I've previously mentioned my enjoyment of certain YouTube channels; especially in how I think that many things can be both fun and educational, "edutainment", as I said in that article. Every now and then, I've captured something entertaining or educational on video. Sometimes, those videos have prompted people to say that I should "put that on YouTube". Up until recently, I've hesitated to do so; I've always thought that YouTube, like many things, has so much content that it would be a silly misuse of time to try and add something that might already exist. However, I guess we are all unique individuals with many unique life experiences and, sometimes, an uncommon idea happens in an uncommon situation.

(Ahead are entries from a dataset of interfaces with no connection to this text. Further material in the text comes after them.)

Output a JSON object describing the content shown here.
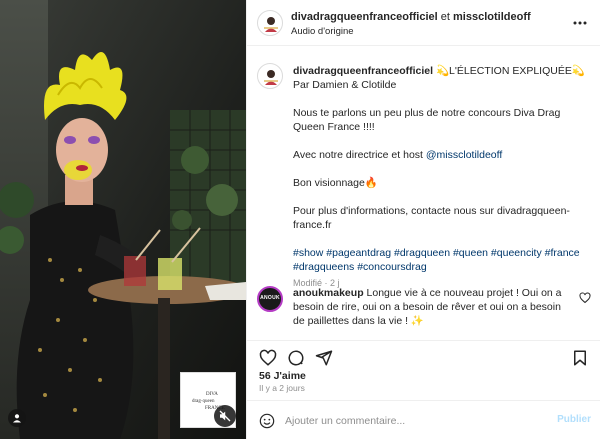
{
  "header": {
    "user1": "divadragqueenfranceofficiel",
    "connector": "et",
    "user2": "missclotildeoff",
    "audio": "Audio d'origine",
    "more_icon": "more-horizontal-icon"
  },
  "caption": {
    "username": "divadragqueenfranceofficiel",
    "title": "💫L'ÉLECTION EXPLIQUÉE💫",
    "line_by": "Par Damien & Clotilde",
    "paragraph1": "Nous te parlons un peu plus de notre concours Diva Drag Queen France !!!!",
    "paragraph2_text": "Avec notre directrice et host ",
    "paragraph2_mention": "@missclotildeoff",
    "paragraph3": "Bon visionnage🔥",
    "paragraph4": "Pour plus d'informations, contacte nous sur divadragqueen-france.fr",
    "hashtags": "#show #pageantdrag #dragqueen #queen #queencity #france #dragqueens #concoursdrag",
    "meta": "Modifié · 2 j"
  },
  "comment": {
    "username": "anoukmakeup",
    "text": "Longue vie à ce nouveau projet ! Oui on a besoin de rire, oui on a besoin de rêver et oui on a besoin de paillettes dans la vie ! ✨",
    "avatar_text": "ANOUK"
  },
  "stats": {
    "likes": "56 J'aime",
    "time": "Il y a 2 jours"
  },
  "composer": {
    "placeholder": "Ajouter un commentaire...",
    "publish": "Publier"
  },
  "media": {
    "logo_line1": "DIVA",
    "logo_line2": "drag·queen",
    "logo_line3": "FRANCE"
  },
  "colors": {
    "link": "#00376b",
    "muted": "#8e8e8e",
    "publish_disabled": "#b2dffc",
    "wig_yellow": "#e8e01f"
  }
}
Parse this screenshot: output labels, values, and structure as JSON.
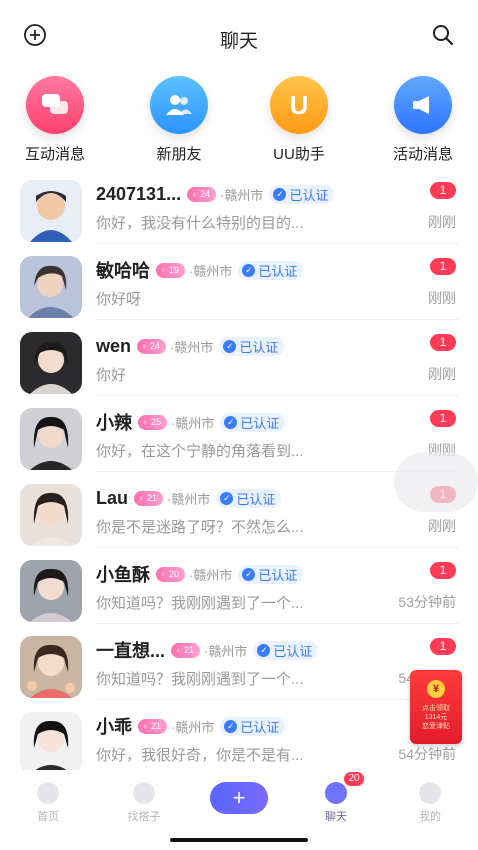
{
  "header": {
    "title": "聊天"
  },
  "quick_actions": [
    {
      "label": "互动消息",
      "color": "#ff4f7b",
      "icon": "chat-bubbles-icon"
    },
    {
      "label": "新朋友",
      "color": "#36a7ff",
      "icon": "people-icon"
    },
    {
      "label": "UU助手",
      "color": "#ffaa1f",
      "icon": "uu-icon"
    },
    {
      "label": "活动消息",
      "color": "#3e8bff",
      "icon": "megaphone-icon"
    }
  ],
  "chats": [
    {
      "name": "2407131...",
      "age": "24",
      "city": "·赣州市",
      "verified": "已认证",
      "preview": "你好，我没有什么特别的目的...",
      "unread": "1",
      "time": "刚刚"
    },
    {
      "name": "敏哈哈",
      "age": "19",
      "city": "·赣州市",
      "verified": "已认证",
      "preview": "你好呀",
      "unread": "1",
      "time": "刚刚"
    },
    {
      "name": "wen",
      "age": "24",
      "city": "·赣州市",
      "verified": "已认证",
      "preview": "你好",
      "unread": "1",
      "time": "刚刚"
    },
    {
      "name": "小辣",
      "age": "25",
      "city": "·赣州市",
      "verified": "已认证",
      "preview": "你好，在这个宁静的角落看到...",
      "unread": "1",
      "time": "刚刚"
    },
    {
      "name": "Lau",
      "age": "21",
      "city": "·赣州市",
      "verified": "已认证",
      "preview": "你是不是迷路了呀？不然怎么...",
      "unread": "1",
      "time": "刚刚"
    },
    {
      "name": "小鱼酥",
      "age": "20",
      "city": "·赣州市",
      "verified": "已认证",
      "preview": "你知道吗？我刚刚遇到了一个...",
      "unread": "1",
      "time": "53分钟前"
    },
    {
      "name": "一直想...",
      "age": "21",
      "city": "·赣州市",
      "verified": "已认证",
      "preview": "你知道吗？我刚刚遇到了一个...",
      "unread": "1",
      "time": "54分钟前"
    },
    {
      "name": "小乖",
      "age": "21",
      "city": "·赣州市",
      "verified": "已认证",
      "preview": "你好，我很好奇，你是不是有...",
      "unread": "",
      "time": "54分钟前"
    }
  ],
  "red_envelope": {
    "line1": "点击领取",
    "line2": "1314元",
    "line3": "恋爱津贴"
  },
  "tabbar": {
    "tabs": [
      {
        "label": "首页"
      },
      {
        "label": "找搭子"
      },
      {
        "label": "聊天",
        "badge": "20"
      },
      {
        "label": "我的"
      }
    ],
    "plus": "+"
  }
}
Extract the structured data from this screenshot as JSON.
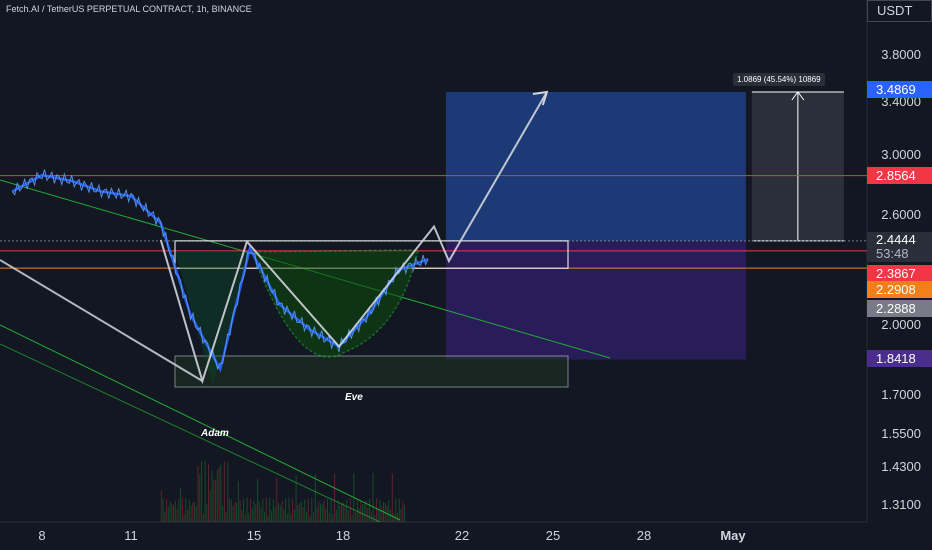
{
  "header": {
    "title": "Fetch.AI / TetherUS PERPETUAL CONTRACT, 1h, BINANCE"
  },
  "axis": {
    "currency": "USDT",
    "price_labels": [
      "3.8000",
      "3.4000",
      "3.0000",
      "2.6000",
      "2.0000",
      "1.7000",
      "1.5500",
      "1.4300",
      "1.3100"
    ],
    "date_labels": [
      "8",
      "11",
      "15",
      "18",
      "22",
      "25",
      "28",
      "May"
    ]
  },
  "price_tags": [
    {
      "value": "3.4869",
      "color": "#2962ff"
    },
    {
      "value": "2.8564",
      "color": "#f23645"
    },
    {
      "value": "2.4444",
      "sub": "53:48",
      "color": "#2a2e39"
    },
    {
      "value": "2.3867",
      "color": "#f23645"
    },
    {
      "value": "2.2908",
      "color": "#f57f17"
    },
    {
      "value": "2.2888",
      "color": "#787b86"
    },
    {
      "value": "1.8418",
      "color": "#4a2d8c"
    }
  ],
  "annotations": {
    "adam": "Adam",
    "eve": "Eve",
    "measure": "1.0869 (45.54%) 10869"
  },
  "colors": {
    "background": "#131722",
    "candles": "#2962ff",
    "green_line": "#22ab37",
    "red_line": "#f23645",
    "orange_line": "#f57f17",
    "pattern": "#d1d4dc",
    "target_zone": "#1e3f80",
    "stop_zone": "#2b1e5e"
  },
  "chart_data": {
    "type": "line",
    "title": "Fetch.AI / TetherUS PERPETUAL CONTRACT, 1h, BINANCE",
    "xlabel": "",
    "ylabel": "USDT",
    "x_ticks": [
      "8",
      "11",
      "15",
      "18",
      "22",
      "25",
      "28",
      "May"
    ],
    "ylim": [
      1.25,
      4.2
    ],
    "scale": "log",
    "grid": false,
    "series": [
      {
        "x": [
          "7",
          "8",
          "9",
          "10",
          "11",
          "12",
          "13",
          "14",
          "15",
          "16",
          "17",
          "18",
          "19",
          "20",
          "21"
        ],
        "values": [
          2.75,
          2.86,
          2.82,
          2.75,
          2.72,
          2.55,
          2.05,
          1.8,
          2.4,
          2.1,
          1.98,
          1.9,
          2.05,
          2.28,
          2.34
        ]
      }
    ],
    "horizontal_levels": [
      2.8564,
      2.4444,
      2.3867,
      2.2908,
      2.2888,
      1.8418
    ],
    "pattern_path": [
      {
        "x": "12",
        "y": 2.45
      },
      {
        "x": "13.4",
        "y": 1.75
      },
      {
        "x": "14.9",
        "y": 2.44
      },
      {
        "x": "18",
        "y": 1.9
      },
      {
        "x": "21.2",
        "y": 2.53
      },
      {
        "x": "21.7",
        "y": 2.33
      },
      {
        "x": "25",
        "y": 3.4869
      }
    ]
  }
}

In recent months, I've had the opportunity to offer my help and skills for the benefit of a local wolf sanctuary. WOLF (Wolves Offered Life & Friendship) has been helping "to improve the quality of life for all wolves and wolf dogs" for nearly 10 years. WOLF is not open to the general public, but I encourage you to lend your voice in the support of proper care and education about wolves and wolf-dogs. Visit the WOLF website, follow WOLF on Facebook, and/or subscribe to WOLF on YouTube. It's important that we share our understanding and love for these animals and encourage others to do the same. For most of my life, I have loved, studied, respected, and admired wolves. So, I am more than happy to be a supporting member and an able volunteer of WOLF.

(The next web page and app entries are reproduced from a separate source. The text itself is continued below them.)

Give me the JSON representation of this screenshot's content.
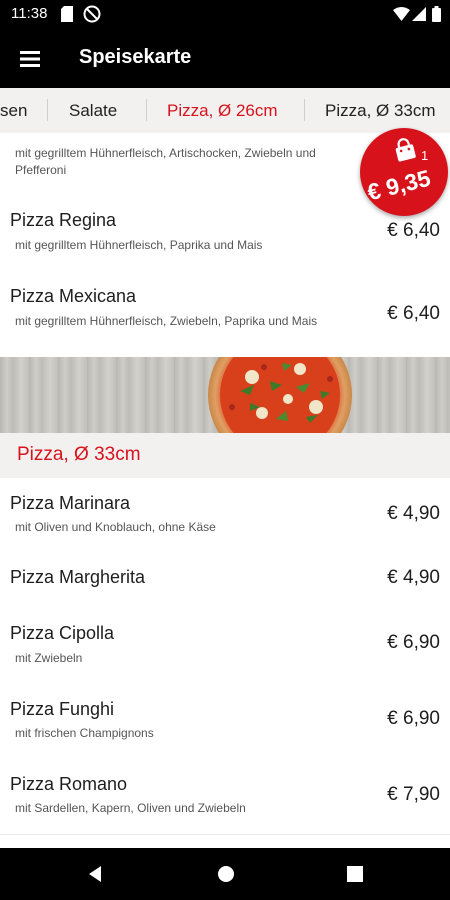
{
  "status_bar": {
    "time": "11:38",
    "icons": [
      "sd-card-icon",
      "do-not-disturb-icon",
      "wifi-icon",
      "signal-icon",
      "battery-icon"
    ]
  },
  "app_bar": {
    "title": "Speisekarte",
    "menu_icon": "hamburger-menu-icon"
  },
  "tabs": [
    {
      "label": "sen",
      "active": false
    },
    {
      "label": "Salate",
      "active": false
    },
    {
      "label": "Pizza, Ø 26cm",
      "active": true
    },
    {
      "label": "Pizza, Ø 33cm",
      "active": false
    }
  ],
  "cart": {
    "count": "1",
    "total": "€ 9,35",
    "icon": "shopping-bag-icon"
  },
  "menu_items_26": [
    {
      "name": "",
      "desc": "mit gegrilltem Hühnerfleisch, Artischocken, Zwiebeln und Pfefferoni",
      "price": ""
    },
    {
      "name": "Pizza Regina",
      "desc": "mit gegrilltem Hühnerfleisch, Paprika und Mais",
      "price": "€ 6,40"
    },
    {
      "name": "Pizza Mexicana",
      "desc": "mit gegrilltem Hühnerfleisch, Zwiebeln, Paprika und Mais",
      "price": "€ 6,40"
    }
  ],
  "section_33": {
    "title": "Pizza, Ø 33cm"
  },
  "menu_items_33": [
    {
      "name": "Pizza Marinara",
      "desc": "mit Oliven und Knoblauch, ohne Käse",
      "price": "€ 4,90"
    },
    {
      "name": "Pizza Margherita",
      "desc": "",
      "price": "€ 4,90"
    },
    {
      "name": "Pizza Cipolla",
      "desc": "mit Zwiebeln",
      "price": "€ 6,90"
    },
    {
      "name": "Pizza Funghi",
      "desc": "mit frischen Champignons",
      "price": "€ 6,90"
    },
    {
      "name": "Pizza Romano",
      "desc": "mit Sardellen, Kapern, Oliven und Zwiebeln",
      "price": "€ 7,90"
    }
  ],
  "colors": {
    "accent": "#d8121b",
    "tab_background": "#f2f1f0",
    "bars": "#000000"
  },
  "nav_bar": {
    "icons": [
      "back-icon",
      "home-icon",
      "recents-icon"
    ]
  }
}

During one of my recent trips to work at the sanctuary, after all of the days tasks had been completed, we took a few of the animals for a walk. Now, a "walk" for a wolf is a little different than what you might imagine; these animals are amazingly strong and energetic. So, after doing my best to take photos while enjoying a walk (translation: run) with one pair, another volunteer had the idea to use my GoPro chest harness on one of the wolves. Thus, an uncommon idea (GoPro on a wolf) occurred in an uncommon situation (a wolf sanctuary). The result was a dizzying video of a wolf running with us in the mountains of Colorado. And that result, I think, is a unique idea with which to open my YouTube channel.

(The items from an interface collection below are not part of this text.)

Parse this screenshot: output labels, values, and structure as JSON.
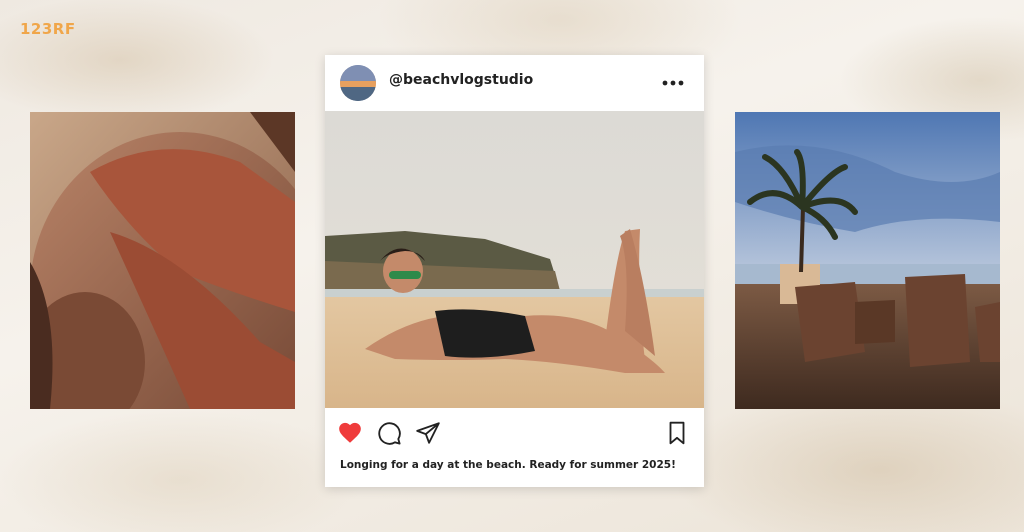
{
  "watermark": {
    "text": "123RF"
  },
  "post": {
    "username": "@beachvlogstudio",
    "caption": "Longing for a day at the beach. Ready for summer 2025!",
    "liked": true,
    "icons": {
      "more": "more-horizontal-icon",
      "like": "heart-icon",
      "comment": "comment-icon",
      "share": "send-icon",
      "save": "bookmark-icon"
    }
  },
  "colors": {
    "like": "#ef3b3b",
    "watermark": "#f0a64a",
    "card": "#ffffff",
    "text": "#222222"
  }
}
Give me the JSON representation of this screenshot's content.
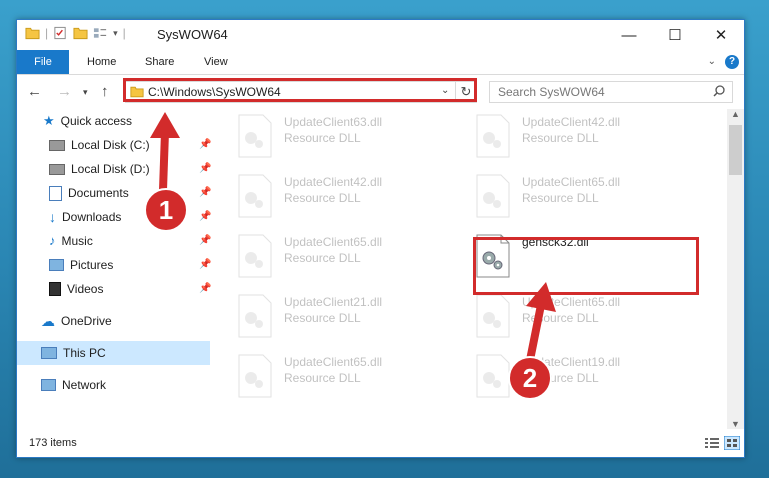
{
  "window": {
    "title": "SysWOW64"
  },
  "ribbon": {
    "file": "File",
    "home": "Home",
    "share": "Share",
    "view": "View",
    "help": "?"
  },
  "address": {
    "path": "C:\\Windows\\SysWOW64"
  },
  "search": {
    "placeholder": "Search SysWOW64"
  },
  "sidebar": {
    "items": [
      {
        "label": "Quick access"
      },
      {
        "label": "Local Disk (C:)"
      },
      {
        "label": "Local Disk (D:)"
      },
      {
        "label": "Documents"
      },
      {
        "label": "Downloads"
      },
      {
        "label": "Music"
      },
      {
        "label": "Pictures"
      },
      {
        "label": "Videos"
      },
      {
        "label": "OneDrive"
      },
      {
        "label": "This PC"
      },
      {
        "label": "Network"
      }
    ]
  },
  "files": [
    {
      "name": "UpdateClient63.dll",
      "type": "Resource DLL"
    },
    {
      "name": "UpdateClient42.dll",
      "type": "Resource DLL"
    },
    {
      "name": "UpdateClient42.dll",
      "type": "Resource DLL"
    },
    {
      "name": "UpdateClient65.dll",
      "type": "Resource DLL"
    },
    {
      "name": "UpdateClient65.dll",
      "type": "Resource DLL"
    },
    {
      "name": "gensck32.dll",
      "type": ""
    },
    {
      "name": "UpdateClient21.dll",
      "type": "Resource DLL"
    },
    {
      "name": "UpdateClient65.dll",
      "type": "Resource DLL"
    },
    {
      "name": "UpdateClient65.dll",
      "type": "Resource DLL"
    },
    {
      "name": "UpdateClient19.dll",
      "type": "Resource DLL"
    }
  ],
  "status": {
    "count": "173 items"
  },
  "annotations": {
    "step1": "1",
    "step2": "2"
  },
  "colors": {
    "accent": "#1979ca",
    "highlight": "#d22b2b",
    "selected": "#cce8ff"
  }
}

I intend my channel to be largely for infrequent "that was cool" moments. I've been asked to turn some of my survival guides into videos as well, but that has already been done by others on YouTube and, therefore, I may not pursue that request. I don't intend my YouTube videos to be well-produced or well-presented. My only hope is that they will be something fun, fascinating, or informative and give a smile to anyone that decides to watch.